Ethnic minorities and indigenous peoples are disproportionately imprisoned in many countries, constituting up to 50% of national prison populations.
Data on imprisonment of indigenous peoples and members of national, ethnic, religious or linguistic minorities remains incomplete or unavailable. Many countries either do not collect, disaggregate or publish data on the number and other information regarding persons from indigenous and minority communities in prison. In countries where data is available, however, the body of evidence of systemic racism in criminal justice systems is overwhelming, with people from minority and indigenous communities constituting up to 50% of prison populations – and the rate of over-representation is growing in many jurisdictions. In many cases this is linked to over-policing, prosecution and criminalisation of their communities.
In Ireland, Travellers are signifcantly over-represented in prisons, making up 6% of people in prison, despite comprising only 0.7% of the general population. In comparison to their settled-majority counterparts, Traveller males are 5-11 times more likely to be imprisoned and Traveller females 18-22 times more likely.

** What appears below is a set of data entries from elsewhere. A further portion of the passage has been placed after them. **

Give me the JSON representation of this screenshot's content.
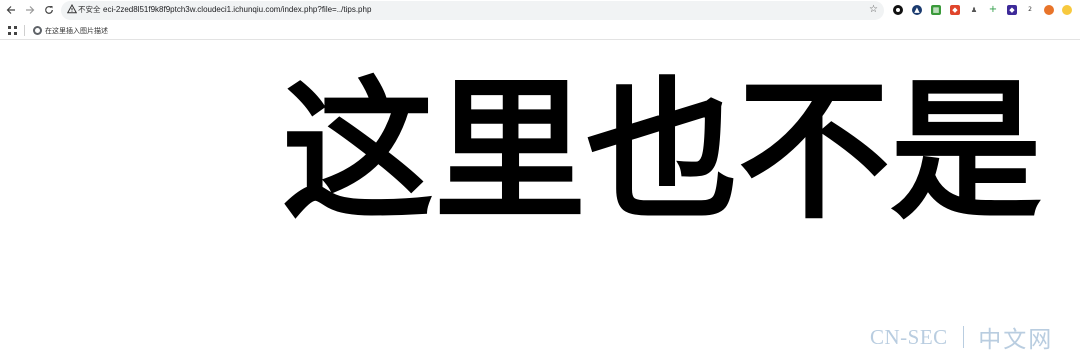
{
  "browser": {
    "back_icon": "arrow-left-icon",
    "forward_icon": "arrow-right-icon",
    "reload_icon": "reload-icon",
    "security_warning": "不安全",
    "url": "eci-2zed8l51f9k8f9ptch3w.cloudeci1.ichunqiu.com/index.php?file=../tips.php",
    "bookmark_icon": "star-icon",
    "extensions": [
      "circle-ext-icon",
      "triangle-ext-icon",
      "grid-ext-icon",
      "red-ext-icon",
      "person-ext-icon",
      "plus-ext-icon",
      "purple-ext-icon",
      "counter-ext-icon",
      "fox-ext-icon",
      "clock-ext-icon"
    ],
    "extension_counter_text": "2"
  },
  "bookmarks_bar": {
    "apps_icon": "apps-grid-icon",
    "items": [
      {
        "label": "在这里插入图片描述",
        "icon": "globe-icon"
      }
    ]
  },
  "main": {
    "headline": "这里也不是"
  },
  "watermark": {
    "left": "CN-SEC",
    "right": "中文网"
  },
  "colors": {
    "omnibox_bg": "#f1f3f4",
    "headline": "#000000",
    "watermark": "#b9cde0"
  }
}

In the US, the over-representation and discrimination of Black Americans in criminal justice systems continues at an alarming scale. The latest statistics on prison populations show that one in 81 Black adults is held in state prison. Furthermore, Latino people are imprisoned in state prisons at 1.3 times the rate of white people. In contrast, the proportion of American Indians and Alaska natives in US jails (pre-trial facilities) is decreasing, dropping by almost 35% between 2019 and 2020, although some of this is explained by a general reduction in jail population numbers due to the pandemic, with the imprisonment rate in 2020 having been the lowest since 1992.
Despite attracting attention for many years from both international and national advocates, indigenous peoples continue to make up large proportions of prison populations in several countries, including Mexico, New Zealand, Canada and Australia. In Australia, their proportion grew by 8% between 2020 and 2021, now representing 30% of the total number of people in prison, while only making up 3.3% of the general population. In Canada, indigenous people now represent 32% of the federal prison population (despite comprising 5% of the total population), representing a historic high, following an increase of 18% over the last decade. Over the same time span, the number of non-indigenous people in prison has decreased by 28%. The country’s federal corrections inspector reported this is due to the increased likelihood of indigenous people serving long sentences and being denied parole or conditional release. Indigenous women in Canada and New Zealand account for 48% and 60% respectively of all women in prison.
Indigenous women make up 60% of female prison populations in New Zealand, and 48% in Canada.
In Brazil, the Instituto das Irmãs da Santa Cruz estimates that the number of indigenous people in prison has increased by 40% between 2017 and 2019, reaching 1,080 people. According to another organisation, Conselho Indigenista Missionário, between November 2020 and January 2021, there were at least 1,229 indigenous people in prison in Brazil, which represents a 13% increase compared to 2019. In one state, Roraima, a particularly steep increase in imprisonment rates was reported; between 2018 and 2020 the number of indigenous people in prison in Roraima increased by 574%. This report also found that many people belonging to indigenous communities did not identify themselves as such, for fear of facing discrimination. A February 2022 report of the Permanent Forum on Indigenous Issues examined the significant over-representation of indigenous children in prisons, including in Australia and Canada, and called for concrete action and the development of traditional restorative justice systems in consultation with indigenous peoples.
Action is being stepped up at the UN to document and tackle the overrepresentation of people from minority and indigenous communities in prisons and criminal justice systems – an outcome of international condemnation following the killing and aftermath of George Floyd in 2020. A report in June 2021 issued by the UN High Commissioner for Human Rights on racial justice and equality noted the disproportionate presence of Africans and people of African descent in prison populations, referencing reports from Brazil, Colombia, Ecuador, Italy, Portugal, and the US. Another initiative has seen the establishment of a UN independent expert mechanism in 2021 to examine systemic racism, excessive use of force and human rights violations by law enforcement.
Ethnic minorities and indigenous people commonly face harsher treatment in prison compared to their white peers. A recent report detailed how Māori and Pacific women in New Zealand were disproportionately segregated in units used for control and punishment. In one women’s prison, up to 78% of segregations were of Māori women. As many as 93% of segregations lasting 15 days or longer (a period defined as ‘prolonged’ and prohibited by the UN Nelson Mandela Rules as a form of torture or cruel, inhuman or degrading treatment or punishment) were of Māori or Pacific descent.